The Atlantic maps out mediocrity's ultimate victory

Well, not Jay Leno specifically, but what his new show represents. "Jay Leno's shtick—timely, cheap, and marginally funny—is just the right mix for a new age of network primetime," reads a caption under a picture of Leno in the March issue of The Atlantic. In an article called "The Future Is Cheese," columnist Michael Hirschorn (and TV cheesemonger) explains why we'll see more Leno and less Heroes in the future of American network television. He writes:
As network television takes up a lower-brow position in the cultural pecking order, the higher-quality, more expensive shows will become increasingly independent of the networks that broadcast them... Eventually, networks will stop being brands and start becoming, at least in part, mere "distribution platforms." 
So it means the continued rise of HBO and Showtime, while the networks get more populist and, uh, sucky.
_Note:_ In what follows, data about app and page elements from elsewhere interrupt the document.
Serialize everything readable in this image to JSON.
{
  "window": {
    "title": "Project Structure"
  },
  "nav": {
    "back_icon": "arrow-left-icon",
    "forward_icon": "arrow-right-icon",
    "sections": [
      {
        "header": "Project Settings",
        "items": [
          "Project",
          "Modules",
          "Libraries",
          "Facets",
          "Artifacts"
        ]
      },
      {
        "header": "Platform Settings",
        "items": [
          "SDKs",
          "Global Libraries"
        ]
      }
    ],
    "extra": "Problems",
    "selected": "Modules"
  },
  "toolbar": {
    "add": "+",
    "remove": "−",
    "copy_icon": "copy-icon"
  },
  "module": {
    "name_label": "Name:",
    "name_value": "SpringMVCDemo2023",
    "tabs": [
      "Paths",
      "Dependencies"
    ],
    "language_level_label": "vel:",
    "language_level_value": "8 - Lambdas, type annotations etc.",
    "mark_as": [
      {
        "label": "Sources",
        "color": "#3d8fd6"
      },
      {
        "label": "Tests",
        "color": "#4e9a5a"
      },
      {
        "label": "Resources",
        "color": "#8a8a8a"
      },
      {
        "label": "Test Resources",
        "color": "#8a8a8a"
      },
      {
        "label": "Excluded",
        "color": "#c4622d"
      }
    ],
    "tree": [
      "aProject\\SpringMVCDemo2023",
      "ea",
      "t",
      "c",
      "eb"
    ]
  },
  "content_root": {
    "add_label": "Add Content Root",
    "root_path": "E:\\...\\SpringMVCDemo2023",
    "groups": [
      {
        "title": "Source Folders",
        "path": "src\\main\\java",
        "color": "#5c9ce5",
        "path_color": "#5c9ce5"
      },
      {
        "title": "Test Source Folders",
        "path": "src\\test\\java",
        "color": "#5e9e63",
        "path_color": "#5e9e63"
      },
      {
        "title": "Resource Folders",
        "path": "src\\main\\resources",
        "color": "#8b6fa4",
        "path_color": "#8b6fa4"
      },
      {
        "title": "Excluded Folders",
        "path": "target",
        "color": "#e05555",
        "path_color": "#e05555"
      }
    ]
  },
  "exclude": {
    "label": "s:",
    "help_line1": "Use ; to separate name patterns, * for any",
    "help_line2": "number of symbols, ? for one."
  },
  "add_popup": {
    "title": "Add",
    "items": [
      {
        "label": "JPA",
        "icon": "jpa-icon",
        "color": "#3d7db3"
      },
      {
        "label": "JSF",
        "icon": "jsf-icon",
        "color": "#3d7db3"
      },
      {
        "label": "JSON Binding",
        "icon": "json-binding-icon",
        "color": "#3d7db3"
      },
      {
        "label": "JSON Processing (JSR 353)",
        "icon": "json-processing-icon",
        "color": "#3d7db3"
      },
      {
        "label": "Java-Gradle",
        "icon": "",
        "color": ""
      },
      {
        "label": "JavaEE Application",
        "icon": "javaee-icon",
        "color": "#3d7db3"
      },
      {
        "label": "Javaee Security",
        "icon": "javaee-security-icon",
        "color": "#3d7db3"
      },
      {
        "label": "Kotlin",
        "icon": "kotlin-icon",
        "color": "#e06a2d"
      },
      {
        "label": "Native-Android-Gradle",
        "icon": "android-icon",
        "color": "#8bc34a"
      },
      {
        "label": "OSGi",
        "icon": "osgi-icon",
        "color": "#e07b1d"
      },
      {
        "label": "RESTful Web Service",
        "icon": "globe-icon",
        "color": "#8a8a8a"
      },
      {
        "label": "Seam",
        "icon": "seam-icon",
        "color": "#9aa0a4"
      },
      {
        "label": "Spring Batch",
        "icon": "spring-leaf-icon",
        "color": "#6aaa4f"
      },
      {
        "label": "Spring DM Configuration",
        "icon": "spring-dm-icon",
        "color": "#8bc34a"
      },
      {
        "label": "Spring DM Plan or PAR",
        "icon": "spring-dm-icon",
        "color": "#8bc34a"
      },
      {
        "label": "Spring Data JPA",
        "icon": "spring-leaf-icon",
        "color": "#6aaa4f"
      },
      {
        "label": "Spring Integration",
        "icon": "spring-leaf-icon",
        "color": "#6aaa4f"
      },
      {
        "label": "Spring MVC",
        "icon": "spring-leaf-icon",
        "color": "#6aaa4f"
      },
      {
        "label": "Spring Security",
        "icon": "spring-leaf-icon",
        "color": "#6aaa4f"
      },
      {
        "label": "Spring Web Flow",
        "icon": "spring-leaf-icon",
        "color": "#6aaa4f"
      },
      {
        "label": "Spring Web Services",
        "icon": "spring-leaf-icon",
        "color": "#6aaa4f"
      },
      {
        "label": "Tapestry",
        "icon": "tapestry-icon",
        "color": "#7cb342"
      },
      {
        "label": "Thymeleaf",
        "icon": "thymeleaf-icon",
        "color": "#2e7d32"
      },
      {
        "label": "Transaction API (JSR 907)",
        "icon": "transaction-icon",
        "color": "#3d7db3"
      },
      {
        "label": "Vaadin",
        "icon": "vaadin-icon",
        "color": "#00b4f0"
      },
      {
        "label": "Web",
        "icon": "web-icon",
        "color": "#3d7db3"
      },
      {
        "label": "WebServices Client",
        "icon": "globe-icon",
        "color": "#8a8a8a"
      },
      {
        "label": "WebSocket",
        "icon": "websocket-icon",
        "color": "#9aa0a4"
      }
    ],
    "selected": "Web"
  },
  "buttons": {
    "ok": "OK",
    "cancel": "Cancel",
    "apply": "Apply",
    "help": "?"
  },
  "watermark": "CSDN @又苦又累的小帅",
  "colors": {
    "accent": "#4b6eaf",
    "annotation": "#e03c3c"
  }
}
And those who don't have cable will get "the television equivalent of AM talk radio." (Which reminds me: My DirecTV bill is due.)
You can read the whole article here.